FanPost

Dear Ken Holland: the time is now

February 17, 2020. The Edmonton Oilers are 1st in the Pacific division and the NHL trade deadline is 1 week away. It's decision time for Ken Holland... will he hold onto his picks and prospects, or will he bolster this roster to improve its chances of a playoff appearance, and perhaps a playoff run?

Trust me, I know the reasons for holding on:
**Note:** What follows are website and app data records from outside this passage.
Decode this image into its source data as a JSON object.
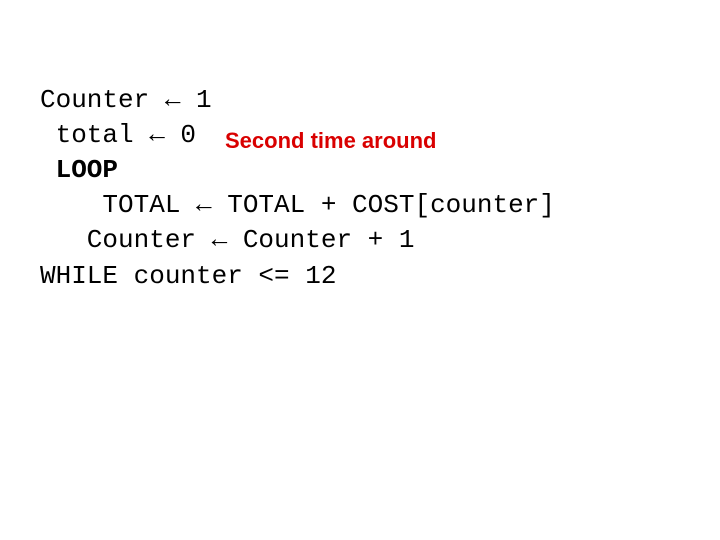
{
  "lines": {
    "l1": "Counter ← 1",
    "l2": " total ← 0",
    "l3": " LOOP",
    "l4": "    TOTAL ← TOTAL + COST[counter]",
    "l5": "   Counter ← Counter + 1",
    "l6": "WHILE counter <= 12"
  },
  "annotation": "Second time around"
}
  • You need a prospect pipeline in order to back-fill roster depth over the next 3-5 years. The hard salary cap means you will likely shed a depth player or two each year who will need to be replaced with an entry-level contract who can contribute.
  • It's a deep draft. The Oilers could still miss the playoffs and snag this year's Matt Barzal with their 1st rounder.
  • Adding one or two players, who may likely be just rentals, will not guarantee much of an improvement.
Despite my tendency to make the conservative play in most things in life, I think Ken Holland needs to make a move now to bolster the roster for a run this year, and here's why:
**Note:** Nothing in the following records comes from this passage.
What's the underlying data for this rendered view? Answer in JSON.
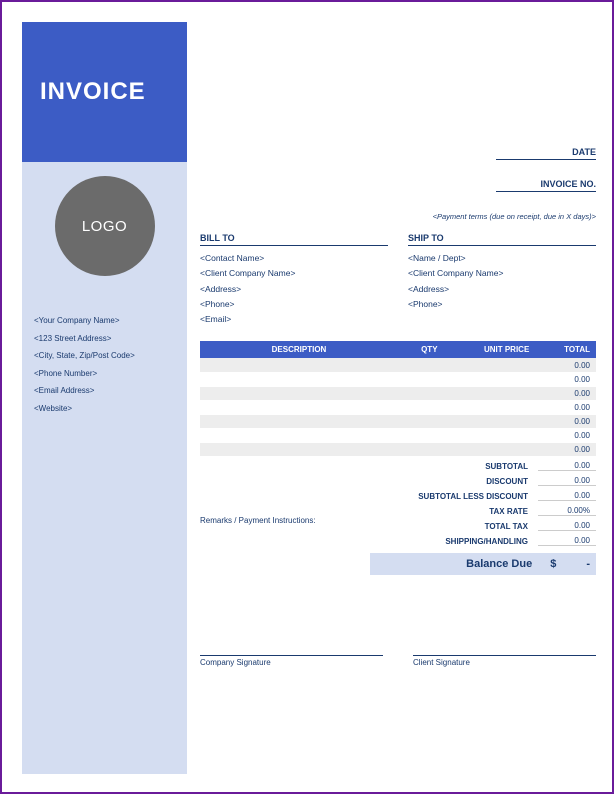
{
  "sidebar": {
    "title": "INVOICE",
    "logo": "LOGO",
    "company": [
      "<Your Company Name>",
      "<123 Street Address>",
      "<City, State, Zip/Post Code>",
      "<Phone Number>",
      "<Email Address>",
      "<Website>"
    ]
  },
  "meta": {
    "date_label": "DATE",
    "invoice_no_label": "INVOICE NO.",
    "terms": "<Payment terms (due on receipt, due in X days)>"
  },
  "bill_to": {
    "heading": "BILL TO",
    "lines": [
      "<Contact Name>",
      "<Client Company Name>",
      "<Address>",
      "<Phone>",
      "<Email>"
    ]
  },
  "ship_to": {
    "heading": "SHIP TO",
    "lines": [
      "<Name / Dept>",
      "<Client Company Name>",
      "<Address>",
      "<Phone>"
    ]
  },
  "table": {
    "headers": [
      "DESCRIPTION",
      "QTY",
      "UNIT PRICE",
      "TOTAL"
    ],
    "rows": [
      {
        "desc": "",
        "qty": "",
        "unit": "",
        "total": "0.00"
      },
      {
        "desc": "",
        "qty": "",
        "unit": "",
        "total": "0.00"
      },
      {
        "desc": "",
        "qty": "",
        "unit": "",
        "total": "0.00"
      },
      {
        "desc": "",
        "qty": "",
        "unit": "",
        "total": "0.00"
      },
      {
        "desc": "",
        "qty": "",
        "unit": "",
        "total": "0.00"
      },
      {
        "desc": "",
        "qty": "",
        "unit": "",
        "total": "0.00"
      },
      {
        "desc": "",
        "qty": "",
        "unit": "",
        "total": "0.00"
      }
    ]
  },
  "remarks": "Remarks / Payment Instructions:",
  "summary": [
    {
      "label": "SUBTOTAL",
      "value": "0.00"
    },
    {
      "label": "DISCOUNT",
      "value": "0.00"
    },
    {
      "label": "SUBTOTAL LESS DISCOUNT",
      "value": "0.00"
    },
    {
      "label": "TAX RATE",
      "value": "0.00%"
    },
    {
      "label": "TOTAL TAX",
      "value": "0.00"
    },
    {
      "label": "SHIPPING/HANDLING",
      "value": "0.00"
    }
  ],
  "balance": {
    "label": "Balance Due",
    "currency": "$",
    "value": "-"
  },
  "signatures": {
    "company": "Company Signature",
    "client": "Client Signature"
  }
}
  • The Oilers have the leading scorer in the NHL AND Connor McDavid. Leon Draisaitl has finally reached the point of being to McDavid what Malkin has been to Crosby. The Edmonton Oilers are using the Pittsburgh Penguins success model whether they like it or not. We'll come back to that.
  • The Oilers have played very good the past week without McDavid, Neal and Kassian (basically their 1st line) for most of it. There is some depth here now, it has grown. It is not the same one-line team it was in November.
  • The Oilers have good-ish goal tending. Both goalies are under 3.00 GAA, and above .900 save %. No one is winning a Vezina in Edmonton this year, but these guys are in around starters like Fleury, Andersen, Murray... and much better than Holtby. Team GAA is 17th overall, which is not amazing but it's better than Toronto, Calgary and Nashville and it's in range of Washington, Vancouver and Vegas. There's reason to believe team defense and goal tending is not a huge problem right now. Could it be better? Sure, but right now it's good enough to go with given the volatility of goalies these days.
  • There is no guarantee the Oilers 1st rounder in 2020 ends up being a win. It's a deep draft so you probably hold onto this pick unless you are getting someone with term or have the ability to extend them before making the deal a la Mark Stone last year.
  • Back to the Pittsburgh Penguins model. Not one draft pick the Penguins have made in the past 4 years has played an NHL game yet. They have only had one 1st rounder in the past 5 years... they traded their 1st rounder 4 years in a row. Before that their previous 1st rounder was Kasperi Kapanen, taken 22nd overall in 2014, who they used to get Phil Kessel and win two Cups. Kapanen became a useful NHLer by 2019... the Pens have since converted Kessel to Jason Zucker and continue to be a great, perennial contender. Their success has been drafting guys in rounds 2-5 who can become useful complimentary players to Crosby and Malkin, their bread and butter. They're able to make trades for Zucker because when you contend every year you're never in a desperate position and teams will make fair trades. Written off players like Justin Schultz become reclamation projects because winning cultures do that (just ask the New England Patriots). Bottom line, you don't need to retain your first rounder every year if you have Crosby and Malkin.... or McDavid and Draisaitl.
  • Final reason, I truly believe the Oilers are playing great the past week, without McDavid, because they are hungry. They want playoffs, and they want Holland to believe in them and give them a boost at the deadline. Not investing in this team right now will be a confidence killer in a year where the margin between playoffs and the golf course is razor thin. This could end up being the 1st year of a run of 10-year consecutive playoff appearances, creating that winning culture that allows you to acquire depth easier, or it could be another depression-inducing "oh just wait for next year" excuse. No thanks to that.